▸ **INSTRUCTIONS TO FOLLOW**
What follows is a set of records. Repeat them word for word.
MATERIAL FOR THIS EXERCISE START
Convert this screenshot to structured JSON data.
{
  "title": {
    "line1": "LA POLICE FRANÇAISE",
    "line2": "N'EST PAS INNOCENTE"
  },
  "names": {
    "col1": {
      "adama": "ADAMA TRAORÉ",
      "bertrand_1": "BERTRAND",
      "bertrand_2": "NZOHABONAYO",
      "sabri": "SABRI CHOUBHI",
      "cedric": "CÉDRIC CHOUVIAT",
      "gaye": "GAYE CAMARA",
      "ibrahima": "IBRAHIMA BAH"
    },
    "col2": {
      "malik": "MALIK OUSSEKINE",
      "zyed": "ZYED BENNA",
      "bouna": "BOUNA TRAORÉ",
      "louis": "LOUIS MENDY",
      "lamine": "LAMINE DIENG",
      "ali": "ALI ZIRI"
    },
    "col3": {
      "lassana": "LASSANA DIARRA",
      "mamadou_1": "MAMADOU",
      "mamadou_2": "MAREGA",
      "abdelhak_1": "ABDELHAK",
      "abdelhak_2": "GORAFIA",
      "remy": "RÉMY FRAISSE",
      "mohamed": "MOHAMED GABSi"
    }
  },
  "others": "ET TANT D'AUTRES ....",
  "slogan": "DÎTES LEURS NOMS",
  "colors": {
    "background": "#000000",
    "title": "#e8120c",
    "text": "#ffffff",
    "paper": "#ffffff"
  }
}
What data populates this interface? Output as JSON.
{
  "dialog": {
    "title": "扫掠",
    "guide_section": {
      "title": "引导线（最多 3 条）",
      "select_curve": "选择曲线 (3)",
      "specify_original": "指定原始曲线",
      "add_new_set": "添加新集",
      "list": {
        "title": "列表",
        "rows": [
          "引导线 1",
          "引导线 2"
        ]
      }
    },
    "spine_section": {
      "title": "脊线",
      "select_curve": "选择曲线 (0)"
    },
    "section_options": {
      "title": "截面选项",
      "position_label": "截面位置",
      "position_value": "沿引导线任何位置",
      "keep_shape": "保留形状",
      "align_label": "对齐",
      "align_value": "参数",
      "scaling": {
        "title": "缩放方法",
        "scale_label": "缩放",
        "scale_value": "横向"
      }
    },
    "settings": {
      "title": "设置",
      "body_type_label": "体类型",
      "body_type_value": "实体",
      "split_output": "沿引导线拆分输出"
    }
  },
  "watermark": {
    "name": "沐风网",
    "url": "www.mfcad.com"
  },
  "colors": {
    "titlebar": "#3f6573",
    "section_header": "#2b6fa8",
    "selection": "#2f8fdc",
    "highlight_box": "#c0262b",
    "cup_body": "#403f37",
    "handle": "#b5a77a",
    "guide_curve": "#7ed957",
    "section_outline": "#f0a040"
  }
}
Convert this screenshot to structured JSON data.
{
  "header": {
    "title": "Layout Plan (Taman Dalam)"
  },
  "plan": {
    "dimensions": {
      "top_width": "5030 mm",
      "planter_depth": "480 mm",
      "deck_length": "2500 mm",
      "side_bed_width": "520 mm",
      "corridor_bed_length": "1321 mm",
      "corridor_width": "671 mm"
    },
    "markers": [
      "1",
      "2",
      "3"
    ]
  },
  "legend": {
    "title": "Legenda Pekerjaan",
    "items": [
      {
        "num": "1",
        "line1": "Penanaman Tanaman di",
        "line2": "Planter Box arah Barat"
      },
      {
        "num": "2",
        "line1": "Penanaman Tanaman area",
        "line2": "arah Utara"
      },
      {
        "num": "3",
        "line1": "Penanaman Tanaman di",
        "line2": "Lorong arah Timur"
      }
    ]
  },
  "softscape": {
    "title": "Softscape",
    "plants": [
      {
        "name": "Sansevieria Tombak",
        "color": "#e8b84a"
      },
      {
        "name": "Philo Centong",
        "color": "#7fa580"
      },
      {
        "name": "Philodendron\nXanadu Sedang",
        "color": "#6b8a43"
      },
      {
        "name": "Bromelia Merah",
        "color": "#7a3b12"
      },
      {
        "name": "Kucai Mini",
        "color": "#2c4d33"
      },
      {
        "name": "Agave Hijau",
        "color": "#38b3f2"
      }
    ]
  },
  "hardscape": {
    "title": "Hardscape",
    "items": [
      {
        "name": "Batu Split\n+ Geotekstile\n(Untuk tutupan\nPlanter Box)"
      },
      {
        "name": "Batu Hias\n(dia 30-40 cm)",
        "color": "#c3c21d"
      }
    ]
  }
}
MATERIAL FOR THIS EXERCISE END
▸ **WRITTEN REPLY**
Convert this screenshot to structured JSON data.
{
  "title": {
    "line1": "LA POLICE FRANÇAISE",
    "line2": "N'EST PAS INNOCENTE"
  },
  "names": {
    "col1": {
      "adama": "ADAMA TRAORÉ",
      "bertrand_1": "BERTRAND",
      "bertrand_2": "NZOHABONAYO",
      "sabri": "SABRI CHOUBHI",
      "cedric": "CÉDRIC CHOUVIAT",
      "gaye": "GAYE CAMARA",
      "ibrahima": "IBRAHIMA BAH"
    },
    "col2": {
      "malik": "MALIK OUSSEKINE",
      "zyed": "ZYED BENNA",
      "bouna": "BOUNA TRAORÉ",
      "louis": "LOUIS MENDY",
      "lamine": "LAMINE DIENG",
      "ali": "ALI ZIRI"
    },
    "col3": {
      "lassana": "LASSANA DIARRA",
      "mamadou_1": "MAMADOU",
      "mamadou_2": "MAREGA",
      "abdelhak_1": "ABDELHAK",
      "abdelhak_2": "GORAFIA",
      "remy": "RÉMY FRAISSE",
      "mohamed": "MOHAMED GABSi"
    }
  },
  "others": "ET TANT D'AUTRES ....",
  "slogan": "DÎTES LEURS NOMS",
  "colors": {
    "background": "#000000",
    "title": "#e8120c",
    "text": "#ffffff",
    "paper": "#ffffff"
  }
}
What data populates this interface? Output as JSON.
{
  "dialog": {
    "title": "扫掠",
    "guide_section": {
      "title": "引导线（最多 3 条）",
      "select_curve": "选择曲线 (3)",
      "specify_original": "指定原始曲线",
      "add_new_set": "添加新集",
      "list": {
        "title": "列表",
        "rows": [
          "引导线 1",
          "引导线 2"
        ]
      }
    },
    "spine_section": {
      "title": "脊线",
      "select_curve": "选择曲线 (0)"
    },
    "section_options": {
      "title": "截面选项",
      "position_label": "截面位置",
      "position_value": "沿引导线任何位置",
      "keep_shape": "保留形状",
      "align_label": "对齐",
      "align_value": "参数",
      "scaling": {
        "title": "缩放方法",
        "scale_label": "缩放",
        "scale_value": "横向"
      }
    },
    "settings": {
      "title": "设置",
      "body_type_label": "体类型",
      "body_type_value": "实体",
      "split_output": "沿引导线拆分输出"
    }
  },
  "watermark": {
    "name": "沐风网",
    "url": "www.mfcad.com"
  },
  "colors": {
    "titlebar": "#3f6573",
    "section_header": "#2b6fa8",
    "selection": "#2f8fdc",
    "highlight_box": "#c0262b",
    "cup_body": "#403f37",
    "handle": "#b5a77a",
    "guide_curve": "#7ed957",
    "section_outline": "#f0a040"
  }
}
Convert this screenshot to structured JSON data.
{
  "header": {
    "title": "Layout Plan (Taman Dalam)"
  },
  "plan": {
    "dimensions": {
      "top_width": "5030 mm",
      "planter_depth": "480 mm",
      "deck_length": "2500 mm",
      "side_bed_width": "520 mm",
      "corridor_bed_length": "1321 mm",
      "corridor_width": "671 mm"
    },
    "markers": [
      "1",
      "2",
      "3"
    ]
  },
  "legend": {
    "title": "Legenda Pekerjaan",
    "items": [
      {
        "num": "1",
        "line1": "Penanaman Tanaman di",
        "line2": "Planter Box arah Barat"
      },
      {
        "num": "2",
        "line1": "Penanaman Tanaman area",
        "line2": "arah Utara"
      },
      {
        "num": "3",
        "line1": "Penanaman Tanaman di",
        "line2": "Lorong arah Timur"
      }
    ]
  },
  "softscape": {
    "title": "Softscape",
    "plants": [
      {
        "name": "Sansevieria Tombak",
        "color": "#e8b84a"
      },
      {
        "name": "Philo Centong",
        "color": "#7fa580"
      },
      {
        "name": "Philodendron\nXanadu Sedang",
        "color": "#6b8a43"
      },
      {
        "name": "Bromelia Merah",
        "color": "#7a3b12"
      },
      {
        "name": "Kucai Mini",
        "color": "#2c4d33"
      },
      {
        "name": "Agave Hijau",
        "color": "#38b3f2"
      }
    ]
  },
  "hardscape": {
    "title": "Hardscape",
    "items": [
      {
        "name": "Batu Split\n+ Geotekstile\n(Untuk tutupan\nPlanter Box)"
      },
      {
        "name": "Batu Hias\n(dia 30-40 cm)",
        "color": "#c3c21d"
      }
    ]
  }
}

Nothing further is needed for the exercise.